→ Supplied material
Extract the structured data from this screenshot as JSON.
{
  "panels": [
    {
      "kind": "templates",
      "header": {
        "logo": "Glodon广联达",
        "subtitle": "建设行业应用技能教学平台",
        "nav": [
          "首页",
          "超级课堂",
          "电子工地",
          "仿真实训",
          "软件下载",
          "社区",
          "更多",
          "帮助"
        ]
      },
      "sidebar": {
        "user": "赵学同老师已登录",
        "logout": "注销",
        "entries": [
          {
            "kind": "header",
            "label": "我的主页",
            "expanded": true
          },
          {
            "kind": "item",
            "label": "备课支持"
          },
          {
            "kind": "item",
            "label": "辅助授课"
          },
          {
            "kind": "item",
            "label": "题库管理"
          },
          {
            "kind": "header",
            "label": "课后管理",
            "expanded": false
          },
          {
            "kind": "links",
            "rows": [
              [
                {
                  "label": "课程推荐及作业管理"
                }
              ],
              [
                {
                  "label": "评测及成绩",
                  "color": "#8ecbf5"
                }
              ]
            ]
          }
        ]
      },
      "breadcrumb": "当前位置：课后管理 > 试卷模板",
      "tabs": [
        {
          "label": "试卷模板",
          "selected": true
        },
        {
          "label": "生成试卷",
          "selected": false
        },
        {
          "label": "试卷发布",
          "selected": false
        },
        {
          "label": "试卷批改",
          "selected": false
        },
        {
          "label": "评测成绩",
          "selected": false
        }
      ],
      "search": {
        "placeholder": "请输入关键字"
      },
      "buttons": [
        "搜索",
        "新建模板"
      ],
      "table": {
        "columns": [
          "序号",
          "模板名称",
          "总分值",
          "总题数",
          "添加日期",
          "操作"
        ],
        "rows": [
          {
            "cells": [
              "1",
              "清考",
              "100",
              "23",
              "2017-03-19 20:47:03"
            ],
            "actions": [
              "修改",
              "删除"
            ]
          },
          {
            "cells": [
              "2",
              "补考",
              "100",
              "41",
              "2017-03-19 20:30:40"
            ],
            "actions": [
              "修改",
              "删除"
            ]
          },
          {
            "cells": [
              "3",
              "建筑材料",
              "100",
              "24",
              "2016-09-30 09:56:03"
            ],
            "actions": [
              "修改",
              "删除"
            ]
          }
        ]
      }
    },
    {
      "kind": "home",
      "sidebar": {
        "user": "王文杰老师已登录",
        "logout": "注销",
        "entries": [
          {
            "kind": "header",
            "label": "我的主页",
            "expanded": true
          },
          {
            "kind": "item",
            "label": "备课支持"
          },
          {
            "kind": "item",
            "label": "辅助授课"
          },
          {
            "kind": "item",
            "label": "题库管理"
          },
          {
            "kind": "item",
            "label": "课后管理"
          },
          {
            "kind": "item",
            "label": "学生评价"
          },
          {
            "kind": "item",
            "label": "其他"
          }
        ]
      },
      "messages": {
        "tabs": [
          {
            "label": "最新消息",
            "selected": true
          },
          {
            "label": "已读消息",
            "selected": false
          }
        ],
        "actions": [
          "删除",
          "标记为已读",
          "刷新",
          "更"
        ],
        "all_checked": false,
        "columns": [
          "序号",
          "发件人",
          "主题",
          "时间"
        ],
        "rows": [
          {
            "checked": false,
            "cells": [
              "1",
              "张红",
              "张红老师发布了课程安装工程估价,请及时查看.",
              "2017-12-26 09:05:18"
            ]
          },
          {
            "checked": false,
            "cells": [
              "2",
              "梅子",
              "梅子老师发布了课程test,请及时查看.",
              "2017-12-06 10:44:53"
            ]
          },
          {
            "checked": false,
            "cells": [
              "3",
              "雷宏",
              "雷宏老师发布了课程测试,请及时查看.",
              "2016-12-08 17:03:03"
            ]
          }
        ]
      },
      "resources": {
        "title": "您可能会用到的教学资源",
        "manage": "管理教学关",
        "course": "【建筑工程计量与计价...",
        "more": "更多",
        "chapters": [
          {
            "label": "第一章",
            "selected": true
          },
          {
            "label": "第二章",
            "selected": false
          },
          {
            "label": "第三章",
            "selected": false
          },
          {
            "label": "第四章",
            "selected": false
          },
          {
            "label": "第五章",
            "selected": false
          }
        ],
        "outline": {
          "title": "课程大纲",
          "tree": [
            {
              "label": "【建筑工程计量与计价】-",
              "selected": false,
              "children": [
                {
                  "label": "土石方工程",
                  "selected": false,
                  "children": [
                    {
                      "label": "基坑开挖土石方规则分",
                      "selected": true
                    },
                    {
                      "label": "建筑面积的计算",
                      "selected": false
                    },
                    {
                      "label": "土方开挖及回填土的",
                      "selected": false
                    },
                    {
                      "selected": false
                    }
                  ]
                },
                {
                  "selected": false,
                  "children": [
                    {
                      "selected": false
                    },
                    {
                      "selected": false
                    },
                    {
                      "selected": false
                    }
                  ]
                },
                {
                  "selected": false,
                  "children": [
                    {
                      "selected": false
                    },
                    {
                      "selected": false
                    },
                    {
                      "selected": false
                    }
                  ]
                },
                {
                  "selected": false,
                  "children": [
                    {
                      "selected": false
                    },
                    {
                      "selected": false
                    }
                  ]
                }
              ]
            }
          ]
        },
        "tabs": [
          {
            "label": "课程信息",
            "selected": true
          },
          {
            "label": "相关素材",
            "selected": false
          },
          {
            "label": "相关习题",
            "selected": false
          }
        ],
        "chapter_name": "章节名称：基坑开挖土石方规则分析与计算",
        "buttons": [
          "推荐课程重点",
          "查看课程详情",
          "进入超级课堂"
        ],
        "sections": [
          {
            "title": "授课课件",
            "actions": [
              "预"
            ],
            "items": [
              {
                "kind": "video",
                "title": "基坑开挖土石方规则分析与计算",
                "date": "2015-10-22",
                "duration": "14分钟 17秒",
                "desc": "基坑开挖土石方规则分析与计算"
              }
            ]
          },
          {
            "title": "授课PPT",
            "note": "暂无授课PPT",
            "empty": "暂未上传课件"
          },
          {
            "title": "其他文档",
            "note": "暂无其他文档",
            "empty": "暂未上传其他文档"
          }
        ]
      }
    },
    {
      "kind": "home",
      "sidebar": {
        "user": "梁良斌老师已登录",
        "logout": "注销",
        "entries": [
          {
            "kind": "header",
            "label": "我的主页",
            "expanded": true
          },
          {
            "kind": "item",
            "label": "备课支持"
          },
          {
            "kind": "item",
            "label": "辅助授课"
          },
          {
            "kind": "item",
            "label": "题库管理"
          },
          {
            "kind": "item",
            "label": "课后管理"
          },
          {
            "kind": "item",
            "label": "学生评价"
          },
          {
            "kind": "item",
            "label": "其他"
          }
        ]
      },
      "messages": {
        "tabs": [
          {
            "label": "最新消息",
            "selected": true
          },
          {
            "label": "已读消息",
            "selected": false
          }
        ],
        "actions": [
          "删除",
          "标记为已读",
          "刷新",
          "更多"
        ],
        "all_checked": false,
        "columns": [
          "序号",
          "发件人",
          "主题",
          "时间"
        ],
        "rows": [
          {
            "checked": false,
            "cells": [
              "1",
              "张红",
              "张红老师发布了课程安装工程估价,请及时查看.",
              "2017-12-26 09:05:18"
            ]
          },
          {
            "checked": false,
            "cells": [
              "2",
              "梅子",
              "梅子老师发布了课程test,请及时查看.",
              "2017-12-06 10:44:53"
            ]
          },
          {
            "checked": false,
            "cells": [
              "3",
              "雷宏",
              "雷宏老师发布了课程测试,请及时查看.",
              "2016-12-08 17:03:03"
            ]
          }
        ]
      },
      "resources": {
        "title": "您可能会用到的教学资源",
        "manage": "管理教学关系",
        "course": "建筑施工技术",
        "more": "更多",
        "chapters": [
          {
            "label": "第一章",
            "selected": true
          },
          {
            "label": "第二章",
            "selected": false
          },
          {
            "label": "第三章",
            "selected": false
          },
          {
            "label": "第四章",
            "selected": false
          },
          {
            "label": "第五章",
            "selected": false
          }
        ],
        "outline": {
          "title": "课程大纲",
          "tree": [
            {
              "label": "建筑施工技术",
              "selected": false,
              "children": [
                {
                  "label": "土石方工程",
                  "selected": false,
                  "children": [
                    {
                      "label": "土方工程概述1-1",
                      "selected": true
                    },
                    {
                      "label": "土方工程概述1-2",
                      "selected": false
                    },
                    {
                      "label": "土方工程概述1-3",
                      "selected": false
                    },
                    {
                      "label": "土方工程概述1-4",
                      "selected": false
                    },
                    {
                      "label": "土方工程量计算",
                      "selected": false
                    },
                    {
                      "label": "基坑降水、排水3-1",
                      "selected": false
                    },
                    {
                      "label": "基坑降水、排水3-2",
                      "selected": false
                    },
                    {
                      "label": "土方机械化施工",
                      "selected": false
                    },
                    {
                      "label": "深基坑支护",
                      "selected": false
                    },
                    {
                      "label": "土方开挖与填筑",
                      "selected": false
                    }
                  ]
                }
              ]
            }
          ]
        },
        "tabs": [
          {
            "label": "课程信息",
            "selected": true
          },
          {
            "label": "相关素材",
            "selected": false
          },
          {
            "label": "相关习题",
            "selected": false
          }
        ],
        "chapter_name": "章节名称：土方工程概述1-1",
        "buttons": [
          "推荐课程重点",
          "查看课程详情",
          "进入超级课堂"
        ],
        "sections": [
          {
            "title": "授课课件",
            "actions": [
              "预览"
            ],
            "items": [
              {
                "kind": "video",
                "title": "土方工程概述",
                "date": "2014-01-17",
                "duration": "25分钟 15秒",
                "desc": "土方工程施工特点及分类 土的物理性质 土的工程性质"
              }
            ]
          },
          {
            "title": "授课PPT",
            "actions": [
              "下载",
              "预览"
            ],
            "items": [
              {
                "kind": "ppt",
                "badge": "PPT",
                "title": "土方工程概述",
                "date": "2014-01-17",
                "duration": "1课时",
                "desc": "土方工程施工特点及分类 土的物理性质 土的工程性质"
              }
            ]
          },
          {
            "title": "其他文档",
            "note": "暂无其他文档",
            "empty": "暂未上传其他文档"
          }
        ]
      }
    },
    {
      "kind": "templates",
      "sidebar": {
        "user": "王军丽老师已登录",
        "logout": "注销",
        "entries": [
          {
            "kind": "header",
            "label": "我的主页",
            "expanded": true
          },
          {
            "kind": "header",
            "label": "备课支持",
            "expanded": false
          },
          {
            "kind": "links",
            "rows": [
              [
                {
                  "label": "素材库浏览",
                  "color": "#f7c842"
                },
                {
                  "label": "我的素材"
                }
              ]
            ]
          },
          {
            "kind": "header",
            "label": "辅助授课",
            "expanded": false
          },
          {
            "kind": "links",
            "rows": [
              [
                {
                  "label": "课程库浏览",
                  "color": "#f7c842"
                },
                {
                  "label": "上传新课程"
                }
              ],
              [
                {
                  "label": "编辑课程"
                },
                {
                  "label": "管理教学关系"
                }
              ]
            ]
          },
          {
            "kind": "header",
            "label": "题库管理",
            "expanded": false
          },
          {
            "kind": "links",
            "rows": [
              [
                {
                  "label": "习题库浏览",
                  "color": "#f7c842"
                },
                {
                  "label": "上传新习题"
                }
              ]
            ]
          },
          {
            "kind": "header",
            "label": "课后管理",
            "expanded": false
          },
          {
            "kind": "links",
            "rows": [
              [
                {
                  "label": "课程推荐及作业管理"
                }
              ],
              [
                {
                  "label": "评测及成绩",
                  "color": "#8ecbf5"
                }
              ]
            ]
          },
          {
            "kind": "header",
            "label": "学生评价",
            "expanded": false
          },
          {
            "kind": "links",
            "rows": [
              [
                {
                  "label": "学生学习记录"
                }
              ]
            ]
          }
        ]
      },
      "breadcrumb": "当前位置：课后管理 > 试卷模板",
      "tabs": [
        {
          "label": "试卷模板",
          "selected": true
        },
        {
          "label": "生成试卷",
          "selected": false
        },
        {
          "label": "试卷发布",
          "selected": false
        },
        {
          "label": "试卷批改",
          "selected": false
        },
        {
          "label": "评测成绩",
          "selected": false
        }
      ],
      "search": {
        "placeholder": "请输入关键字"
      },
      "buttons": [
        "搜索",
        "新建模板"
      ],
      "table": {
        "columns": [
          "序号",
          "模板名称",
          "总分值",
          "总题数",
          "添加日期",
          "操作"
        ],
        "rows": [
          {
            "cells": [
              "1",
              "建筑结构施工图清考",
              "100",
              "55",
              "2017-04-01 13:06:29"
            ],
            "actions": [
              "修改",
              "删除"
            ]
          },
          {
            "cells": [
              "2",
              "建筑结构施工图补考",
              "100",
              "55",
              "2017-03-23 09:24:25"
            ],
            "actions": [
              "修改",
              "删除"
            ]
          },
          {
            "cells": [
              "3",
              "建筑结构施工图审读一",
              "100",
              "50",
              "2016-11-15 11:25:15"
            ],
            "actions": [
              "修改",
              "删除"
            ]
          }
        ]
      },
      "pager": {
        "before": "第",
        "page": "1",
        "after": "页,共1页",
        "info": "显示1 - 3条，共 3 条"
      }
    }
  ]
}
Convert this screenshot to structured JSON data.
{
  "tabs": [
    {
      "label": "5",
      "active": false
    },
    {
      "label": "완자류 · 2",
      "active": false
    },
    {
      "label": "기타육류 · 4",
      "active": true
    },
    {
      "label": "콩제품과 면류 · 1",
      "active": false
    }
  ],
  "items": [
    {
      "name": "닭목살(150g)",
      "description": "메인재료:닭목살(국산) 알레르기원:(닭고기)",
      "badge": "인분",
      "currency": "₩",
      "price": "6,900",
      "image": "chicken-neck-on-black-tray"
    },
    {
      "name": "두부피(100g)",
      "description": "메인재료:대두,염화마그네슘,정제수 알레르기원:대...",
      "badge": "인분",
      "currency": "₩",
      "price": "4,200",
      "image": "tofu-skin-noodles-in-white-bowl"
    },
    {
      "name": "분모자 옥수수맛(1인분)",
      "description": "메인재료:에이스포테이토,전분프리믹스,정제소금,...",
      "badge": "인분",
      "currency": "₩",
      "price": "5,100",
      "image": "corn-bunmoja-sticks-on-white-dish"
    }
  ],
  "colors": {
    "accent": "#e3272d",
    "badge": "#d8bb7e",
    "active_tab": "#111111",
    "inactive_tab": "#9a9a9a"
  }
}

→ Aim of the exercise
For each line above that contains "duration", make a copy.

→ Task answer
                "duration": "14分钟 17秒",
                "duration": "25分钟 15秒",
                "duration": "1课时",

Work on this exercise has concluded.